Writing a business plan can seem intimidating. You know you need one, but how do you get it right? The last thing you want to do is make a fool of yourself, right?!
The first key is to understand that a business plan is not a single fixed idea. A business plan will look very different depending on the nature of the business, the stage of the business and, crucially, the intended audience of the business plan. So relax, take it easy, and follow this step by step guide to preparing a the best business plan for your circumstances.
Step 1 – decide what your business plan is for
Here are a few reasons you might create a business plan:
- to help you think through your ideas and not make a stupid decision
- to persuade a friend or acquaintance to get on board as a business partner
- to persuade someone – a bank, your parents, etc – to lend you some money
- to communicate vision to the team already working in your business
All of these reasons, and more, are totally legitimate reasons to write a business plan. However, each reason should lead to a different document because it will have a different audience and purpose. Decide the audience and write this down at the start of the plan.
Step 2 – decide the scope of your business plan
People often thing of the business plan as a document. I encourage you to scrap that idea and think instead of the business plan as a process.
Think of doing some planning that relates to the future of your business. The document is simply where you collect those ideas. The document is always a helpful focal point for the planning process but it is often the process that is of most value.

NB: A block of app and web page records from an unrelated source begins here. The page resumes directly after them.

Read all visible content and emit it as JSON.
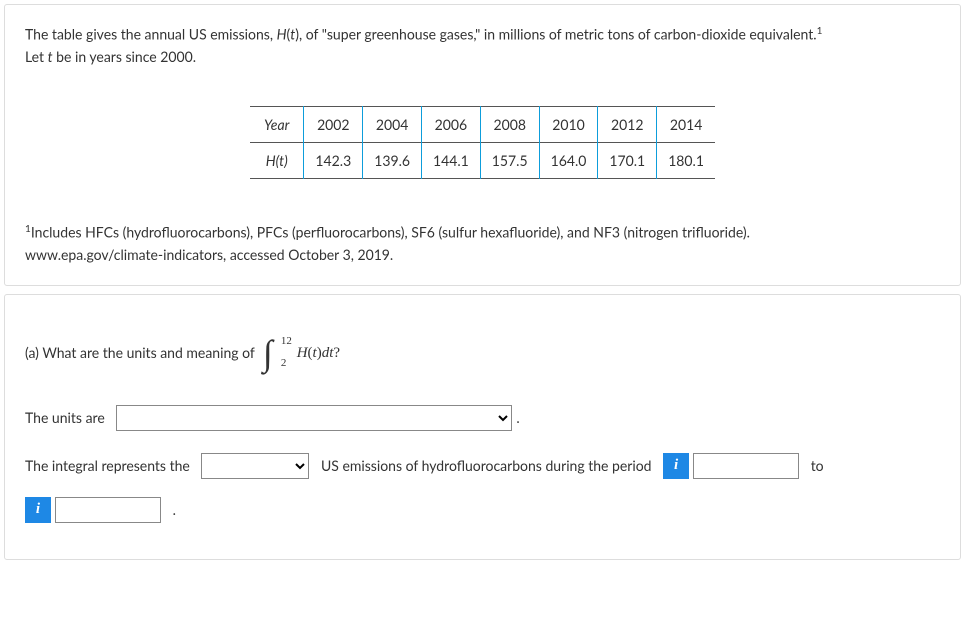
{
  "intro": {
    "line1_a": "The table gives the annual US emissions, ",
    "line1_func": "H",
    "line1_paren_open": "(",
    "line1_var": "t",
    "line1_paren_close": ")",
    "line1_b": ", of \"super greenhouse gases,\" in millions of metric tons of carbon-dioxide equivalent.",
    "line1_sup": "1",
    "line2_a": "Let ",
    "line2_var": "t",
    "line2_b": " be in years since 2000."
  },
  "table": {
    "row1_label": "Year",
    "row1": [
      "2002",
      "2004",
      "2006",
      "2008",
      "2010",
      "2012",
      "2014"
    ],
    "row2_label": "H(t)",
    "row2": [
      "142.3",
      "139.6",
      "144.1",
      "157.5",
      "164.0",
      "170.1",
      "180.1"
    ]
  },
  "footnote": {
    "sup": "1",
    "text1": "Includes HFCs (hydrofluorocarbons), PFCs (perfluorocarbons), SF6 (sulfur hexafluoride), and NF3 (nitrogen trifluoride).",
    "text2": "www.epa.gov/climate-indicators, accessed October 3, 2019."
  },
  "qa": {
    "label": "(a) What are the units and meaning of",
    "int_upper": "12",
    "int_lower": "2",
    "integrand_H": "H",
    "integrand_t": "t",
    "integrand_d": "d",
    "integrand_t2": "t",
    "question_mark": "?"
  },
  "units_row": {
    "label": "The units are",
    "period": "."
  },
  "meaning_row": {
    "label_a": "The integral represents the",
    "text_mid": "US emissions of hydrofluorocarbons during the period",
    "to": "to",
    "period": ".",
    "info": "i"
  },
  "chart_data": {
    "type": "table",
    "title": "Annual US emissions H(t) of super greenhouse gases, millions of metric tons CO2 equivalent",
    "xlabel": "Year",
    "ylabel": "H(t)",
    "categories": [
      2002,
      2004,
      2006,
      2008,
      2010,
      2012,
      2014
    ],
    "values": [
      142.3,
      139.6,
      144.1,
      157.5,
      164.0,
      170.1,
      180.1
    ]
  }
}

After a thorough planning process you will almost always come out thinking differently about your business.
Here are some things you might want to cover:
- what is going on in the sector – is it growing, shrinking, changing?

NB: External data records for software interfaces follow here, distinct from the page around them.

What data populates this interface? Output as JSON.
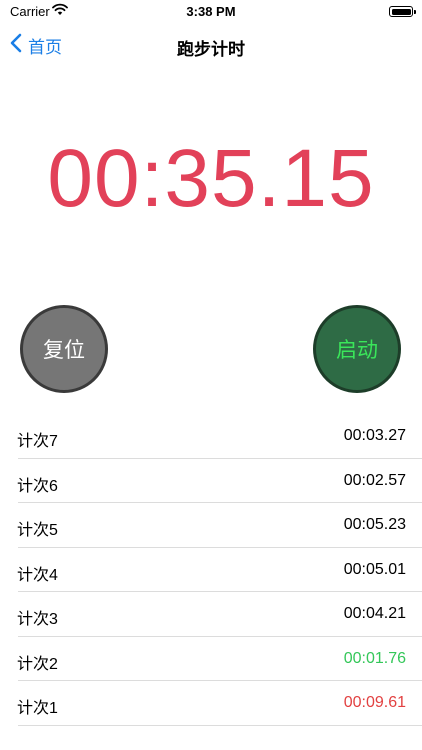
{
  "status_bar": {
    "carrier": "Carrier",
    "time": "3:38 PM"
  },
  "nav": {
    "back_label": "首页",
    "title": "跑步计时"
  },
  "timer": {
    "display": "00:35.15",
    "color": "#e24159"
  },
  "controls": {
    "reset_label": "复位",
    "start_label": "启动"
  },
  "colors": {
    "accent": "#1a7ee6",
    "fastest": "#34c759",
    "slowest": "#e24141"
  },
  "laps": [
    {
      "label": "计次7",
      "time": "00:03.27",
      "highlight": "none"
    },
    {
      "label": "计次6",
      "time": "00:02.57",
      "highlight": "none"
    },
    {
      "label": "计次5",
      "time": "00:05.23",
      "highlight": "none"
    },
    {
      "label": "计次4",
      "time": "00:05.01",
      "highlight": "none"
    },
    {
      "label": "计次3",
      "time": "00:04.21",
      "highlight": "none"
    },
    {
      "label": "计次2",
      "time": "00:01.76",
      "highlight": "fastest"
    },
    {
      "label": "计次1",
      "time": "00:09.61",
      "highlight": "slowest"
    }
  ]
}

- how will you actually make money – map out your potential income and expenses in detail (this should probably happen on a separate spreadsheet – see my post on how to set out helpful management accounts)?
- what makes you different (not what makes you good, or cheap, but what makes you different)?
- when you map out success, what are your assumptions? Often you will make major assumptions about the market for your product.
- what have you done to demonstrate that your assumptions are reasonable?
Step 3 – choose a logical structure
Your structure should flow from your choices in the steps above, but here are some rough pointers:
- Start with a summary that is very closely targeted at your audience. For example, if you are looking to borrow from a bank you should say how much you want, what you will buy, why it is a risk worth them taking and how quickly they will get their money back.
- Zoom out and give the big picture. Your audience may not understand your sector so give them helpful context. Describe the characteristics of your market.
- The people are important. If you are trying to get other people on board to offer either skills, time or money they will often be more bothered about the people involved in your business than the specific idea. You can change the idea easily but you can’t change the people.
- Introduce the idea in the context of viability. You may find your idea unendingly interesting but resist the temptation to dive into the details. Give the minimal details necessary to demonstrate the financial viability of your idea. That is often the question the reader will be asking.
- Draw clear actionable conclusions. If the process was mainly for your benefit this is where you draw together the strands and decide on next steps. Often the rest of the document becomes slightly redundant once you have these actions. This list should be your focus for the next few months.
- Ask direct questions. Make it clear to your reader what, if anything, you want from them.
If you want more detailed guidance on business planning and especially if you are preparing a business plan to attract investors you may want to check out this book: